by Paul W. Barada
---- — Now that we’re entering another mid-term election cycle perhaps it’s time to reflect on the factors that really determine why we elect people to high state and national public offices. If one looks back over the last several presidential and gubernatorial elections, what have been the predominate qualities that have seemed to determine the outcomes? Has it consistently been the election of the person most qualified to do the job? No, that seldom appears to have been the case.
On both sides of the political aisle, other factors besides experience for the job seem to have swayed the electorate. Starting with the election of John F. Kennedy in 1960, let’s look at some of the qualities that typically win elections. Jack Kennedy was handsome, and well-spoken, and he could command the attention of an audience. Kennedy was obviously qualified for the job of being president having served in both the House and the Senate, but he won primarily on the basis of his sophisticated stage presence, good looks, and, in his case, the good fortune of having a beautiful wife. In other words, millions of people, women in particular, voted for Jack Kennedy because he had movie star good looks.

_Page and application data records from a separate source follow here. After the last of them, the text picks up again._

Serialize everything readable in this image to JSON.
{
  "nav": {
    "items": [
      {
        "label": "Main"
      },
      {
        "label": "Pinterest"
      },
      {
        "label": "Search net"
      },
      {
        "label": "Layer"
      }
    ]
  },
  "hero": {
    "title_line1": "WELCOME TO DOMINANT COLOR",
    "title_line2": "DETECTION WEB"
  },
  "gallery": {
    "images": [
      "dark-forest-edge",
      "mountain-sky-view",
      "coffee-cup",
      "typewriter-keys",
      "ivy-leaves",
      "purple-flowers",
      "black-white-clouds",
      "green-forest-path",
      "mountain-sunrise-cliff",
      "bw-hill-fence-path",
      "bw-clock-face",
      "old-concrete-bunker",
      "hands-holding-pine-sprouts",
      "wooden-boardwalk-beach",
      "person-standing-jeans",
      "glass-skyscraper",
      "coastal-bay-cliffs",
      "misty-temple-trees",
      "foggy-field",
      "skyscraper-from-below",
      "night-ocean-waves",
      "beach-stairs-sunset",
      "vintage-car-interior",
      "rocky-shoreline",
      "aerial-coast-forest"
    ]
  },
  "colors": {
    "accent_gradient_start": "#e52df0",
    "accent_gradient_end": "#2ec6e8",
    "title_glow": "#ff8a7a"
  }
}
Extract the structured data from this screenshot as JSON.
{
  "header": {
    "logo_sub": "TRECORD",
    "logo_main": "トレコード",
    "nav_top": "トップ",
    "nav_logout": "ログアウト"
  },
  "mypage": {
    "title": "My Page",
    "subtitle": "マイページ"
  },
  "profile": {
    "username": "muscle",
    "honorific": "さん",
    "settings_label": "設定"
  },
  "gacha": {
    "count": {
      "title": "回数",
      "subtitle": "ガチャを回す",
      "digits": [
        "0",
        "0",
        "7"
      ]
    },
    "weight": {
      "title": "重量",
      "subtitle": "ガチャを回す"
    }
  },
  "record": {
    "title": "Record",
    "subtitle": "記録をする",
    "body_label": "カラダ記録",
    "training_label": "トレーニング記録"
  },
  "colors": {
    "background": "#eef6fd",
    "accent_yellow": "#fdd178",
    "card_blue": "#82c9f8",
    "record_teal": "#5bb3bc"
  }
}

On the other side of the political fence, we have Ronald Reagan, a former two-term Governor of California, but, more importantly, a candidate who had extensive training and experience as an actor. He defeated incumbent President Jimmy Cater in 1980. Reagan’s experience as Governor of California qualified him for the presidency, but his “stage presence,” more than anything else, gave him a decided edge over President Carter who was a quiet and drab sort of fellow by comparison. Stated another way, Ronald Reagan looked and acted presidential, thanks to his acting experience. Of equal importance was Reagan’s ability to think on his feet and field questions from the Washington press corps with style and studied eloquence. He also had what has been described as rugged good looks. His qualifications for the job really didn’t matter to most voters.
Closer to home, all one had to do was see Evan Bayh once to know that he could win just about any election for which he chose to run. He was strikingly handsome and was a polished speaker – and he had an almost magical stage presence. Furthermore, it was obvious that Governor Bayh would be the nominee for the United States Senate half way through his second term as Governor of Indiana. Governor Bayh easily became Senator Bayh in 1999. Hoosiers overwhelmingly voted for him on the basis of his good looks and commanding presence. Men and women, as well as young voters, chose Bayh for reasons other than his qualifications to hold public office. At best, his qualifications were a secondary consideration because he “looked the part.”

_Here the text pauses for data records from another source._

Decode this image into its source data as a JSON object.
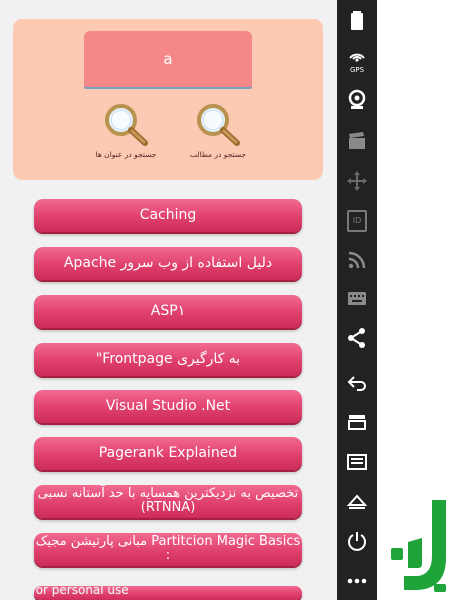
{
  "search": {
    "query": "a",
    "buttons": [
      {
        "label": "جستجو در مطالب",
        "icon": "magnifier-icon"
      },
      {
        "label": "جستجو در عنوان ها",
        "icon": "magnifier-icon"
      }
    ]
  },
  "menu": {
    "items": [
      {
        "label": "Caching"
      },
      {
        "label": "دلیل استفاده از وب سرور Apache"
      },
      {
        "label": "ASP۱"
      },
      {
        "label": "به کارگیری Frontpage\""
      },
      {
        "label": "Visual Studio .Net"
      },
      {
        "label": "Pagerank  Explained"
      },
      {
        "label": "تخصیص به نزدیکترین همسایه با حد آستانه نسبی (RTNNA)"
      },
      {
        "label": "Partitcion Magic Basics مبانی پارتیشن مجیک :"
      }
    ]
  },
  "watermark": "free for personal use",
  "nav_bar": {
    "icons": [
      "battery-icon",
      "gps-icon",
      "camera-icon",
      "clapperboard-icon",
      "move-icon",
      "id-icon",
      "rss-icon",
      "keyboard-icon",
      "share-icon",
      "back-icon",
      "recent-apps-icon",
      "menu-icon",
      "home-icon",
      "power-icon",
      "more-icon"
    ],
    "gps_label": "GPS",
    "id_label": "ID"
  },
  "colors": {
    "card": "#fcc9b3",
    "input": "#f48888",
    "button": "#e0406d",
    "nav": "#222222",
    "logo": "#1fa43a"
  }
}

While there always are exceptions, the foregoing examples clearly illustrate a couple of important points about the electability of candidates for high public office. The three essential qualities required to be elected anything, from governor of a state to President of the United States, are good looks, stage presence, and highly polished speaking skills. All the rest – previous experience in public office, education, and other noteworthy accomplishments – really don’t matter. What causes most people to vote for one candidate over another are good looks, the ability to command the attention of an audience, and highly polished speaking ability.

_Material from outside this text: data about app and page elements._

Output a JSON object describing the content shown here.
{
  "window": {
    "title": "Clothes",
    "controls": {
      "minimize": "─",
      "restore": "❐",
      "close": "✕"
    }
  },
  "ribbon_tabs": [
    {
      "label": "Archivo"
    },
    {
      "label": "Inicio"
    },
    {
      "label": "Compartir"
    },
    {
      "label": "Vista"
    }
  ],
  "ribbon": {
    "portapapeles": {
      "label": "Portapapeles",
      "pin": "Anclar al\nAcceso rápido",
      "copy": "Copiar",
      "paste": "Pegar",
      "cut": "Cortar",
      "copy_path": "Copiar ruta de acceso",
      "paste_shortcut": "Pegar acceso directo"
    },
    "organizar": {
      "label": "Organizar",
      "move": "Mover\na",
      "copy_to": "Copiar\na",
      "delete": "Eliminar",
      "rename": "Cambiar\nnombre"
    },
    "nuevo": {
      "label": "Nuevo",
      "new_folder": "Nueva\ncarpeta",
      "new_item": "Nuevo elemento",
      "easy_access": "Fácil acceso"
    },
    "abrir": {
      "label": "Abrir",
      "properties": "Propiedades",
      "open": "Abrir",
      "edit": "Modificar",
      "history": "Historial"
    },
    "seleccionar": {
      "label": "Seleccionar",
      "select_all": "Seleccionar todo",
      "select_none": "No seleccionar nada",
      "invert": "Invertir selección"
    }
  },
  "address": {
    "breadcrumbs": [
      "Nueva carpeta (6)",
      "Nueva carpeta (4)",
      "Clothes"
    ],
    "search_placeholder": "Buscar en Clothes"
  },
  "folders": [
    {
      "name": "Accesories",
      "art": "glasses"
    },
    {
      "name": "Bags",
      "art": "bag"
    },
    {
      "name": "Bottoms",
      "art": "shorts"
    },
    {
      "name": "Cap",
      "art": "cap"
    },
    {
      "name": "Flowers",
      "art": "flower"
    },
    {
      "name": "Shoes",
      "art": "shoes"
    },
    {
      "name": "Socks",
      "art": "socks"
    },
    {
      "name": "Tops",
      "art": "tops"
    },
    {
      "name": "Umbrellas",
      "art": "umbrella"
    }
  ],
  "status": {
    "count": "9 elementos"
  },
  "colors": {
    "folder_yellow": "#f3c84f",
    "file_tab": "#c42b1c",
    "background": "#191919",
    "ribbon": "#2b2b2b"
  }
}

The sad truth of the matter is the voting public will normally cast their ballots based on their emotions rather than on a careful evaluation of which candidate will do the best job. That clearly was the case with President Obama – with one additional factor thrown in for good measure. President Obama clearly had those three basic requirements on his side: he has strong stage presence, he is handsome, and he is a highly polished public speaker. Not much experience to prepare him for the nation’s highest office, but, as we’ve seen, experience doesn’t matter when people vote with their emotions.
That additional factor I just mentioned was he was the first serious African-American candidate for the nation’s highest office in the history of the Republic. While race should have nothing to do with determining who will be the governor of a state, or a member of the Congress, or President of the United States, it would be naive not to admit that race was the fourth element that determined the outcome of the 2008 presidential election. It was, for lack of a better term, the “novelty factor” of the candidacy of Barack Obama, especially among young independent voters and among the African-American community. People of color would have voted for candidate Obama even if he had been the least qualified candidate ever to seek the nation’s highest office – simply because of his race.
Barack Obama had all three prerequisites, plus the “novelty” of being the first African-American candidate for President of the United States. Combine all that and it was clearly a winning combination five-plus years ago.
One is bound to ask the question: When will the voting public stop voting with their emotions and start rationally considering the qualifications of candidates before deciding whom to elect to high public office? The prospects don’t look good. How emotionally novel will it be, for instance, if there’s a chance to elect the first woman President of the United States in 2016?
That’s—30—for this week.